Charles l – King of England, Scotland and Ireland – having been found guilty of high treason and other high crimes, ascended the scaffold outside the Banqueting House in Whitehall, London to face the executioner’s sharpened axe. This kind of regicide, which much of Europe regarded with horror, concluded a reign that had torn the kingdom apart in civil war since 1642. His death would also mean a temporary end to that ‘kingdom,’ for Britain then entered the unchartered waters of eleven (11) years of government without the traditional leadership of a Head of State.
In 1629 Charles dissolved Parliament and ruled it for eleven (11) years, attempting to raise money by other means. Are there similarities with the way the Natural Resources Fund Bill is to be managed? Conflict in Scotland in 1637 (when Charles attempted to impose Bishops on the Presbyterian Church and later in the North of England and Ireland forced him to recall Parliament. Tensions came to a head in 1642. Is the control of the lives of ordinary Guyanese a nexus in a polarized society where distrust exists?
Fleeing the large pro-Parliamentary London, the King raised his standard at Nottingham on 22 August. The complex civil war, sometimes called the War of the Three Kingdoms (for it played out in Scotland and Ireland too), had begun. Their causes remain much debated.”
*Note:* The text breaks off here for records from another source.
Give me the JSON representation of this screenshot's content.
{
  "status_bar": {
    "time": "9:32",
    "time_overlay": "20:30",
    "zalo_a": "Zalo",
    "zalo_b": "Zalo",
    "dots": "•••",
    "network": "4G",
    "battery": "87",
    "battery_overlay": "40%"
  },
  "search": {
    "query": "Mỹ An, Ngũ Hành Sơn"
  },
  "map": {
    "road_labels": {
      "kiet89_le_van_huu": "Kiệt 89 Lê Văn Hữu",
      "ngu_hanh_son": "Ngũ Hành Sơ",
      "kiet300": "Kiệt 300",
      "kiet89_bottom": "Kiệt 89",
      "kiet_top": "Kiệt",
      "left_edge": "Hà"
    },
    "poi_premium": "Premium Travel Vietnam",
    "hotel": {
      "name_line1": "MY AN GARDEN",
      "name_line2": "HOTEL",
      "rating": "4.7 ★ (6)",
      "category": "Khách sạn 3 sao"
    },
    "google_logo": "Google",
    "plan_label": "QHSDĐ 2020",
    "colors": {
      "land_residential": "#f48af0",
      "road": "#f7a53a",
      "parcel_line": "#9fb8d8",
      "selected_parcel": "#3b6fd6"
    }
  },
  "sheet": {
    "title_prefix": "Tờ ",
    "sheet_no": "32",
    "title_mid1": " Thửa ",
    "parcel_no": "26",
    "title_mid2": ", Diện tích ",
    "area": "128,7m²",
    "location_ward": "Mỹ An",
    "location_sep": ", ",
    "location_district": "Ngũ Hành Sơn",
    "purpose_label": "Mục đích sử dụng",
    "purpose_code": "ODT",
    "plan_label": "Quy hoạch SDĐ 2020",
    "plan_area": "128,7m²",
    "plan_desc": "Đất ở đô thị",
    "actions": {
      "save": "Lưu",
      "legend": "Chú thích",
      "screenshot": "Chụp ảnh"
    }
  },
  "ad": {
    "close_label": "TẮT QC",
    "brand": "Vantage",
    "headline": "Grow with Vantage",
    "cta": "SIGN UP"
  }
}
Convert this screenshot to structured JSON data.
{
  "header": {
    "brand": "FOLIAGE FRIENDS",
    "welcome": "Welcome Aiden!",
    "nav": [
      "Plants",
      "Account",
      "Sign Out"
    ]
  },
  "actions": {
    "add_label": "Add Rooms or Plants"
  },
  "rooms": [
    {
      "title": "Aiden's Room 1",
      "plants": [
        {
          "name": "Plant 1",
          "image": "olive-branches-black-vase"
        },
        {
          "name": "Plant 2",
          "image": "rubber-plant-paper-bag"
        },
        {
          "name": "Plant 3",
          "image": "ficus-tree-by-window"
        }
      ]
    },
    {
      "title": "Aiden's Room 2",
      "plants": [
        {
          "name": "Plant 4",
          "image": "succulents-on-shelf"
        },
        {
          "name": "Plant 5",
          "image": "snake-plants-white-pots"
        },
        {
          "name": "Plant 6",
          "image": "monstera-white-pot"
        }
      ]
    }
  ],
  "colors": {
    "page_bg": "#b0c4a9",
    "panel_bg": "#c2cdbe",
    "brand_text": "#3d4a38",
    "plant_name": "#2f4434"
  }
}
In Guyana, the rushing through Parliament of important Bills with a slim majority superintended by a compliant Speaker offers another similarity and lesson. Of interest, Oliver Cromwell who was the first to sign the death warrant for Charles executing what was known as the Republican Commonwealth died on September 3, 1658. As a tit-for-tat philosophy, they exhumed Oliver Cromwell’s body and took off his head. Next lesson is Guyana going through a regime that is wedded to tit-for-tat? When would we learn from the experiences of human history and not in an insidious way to take our country down the deep depth of disaster.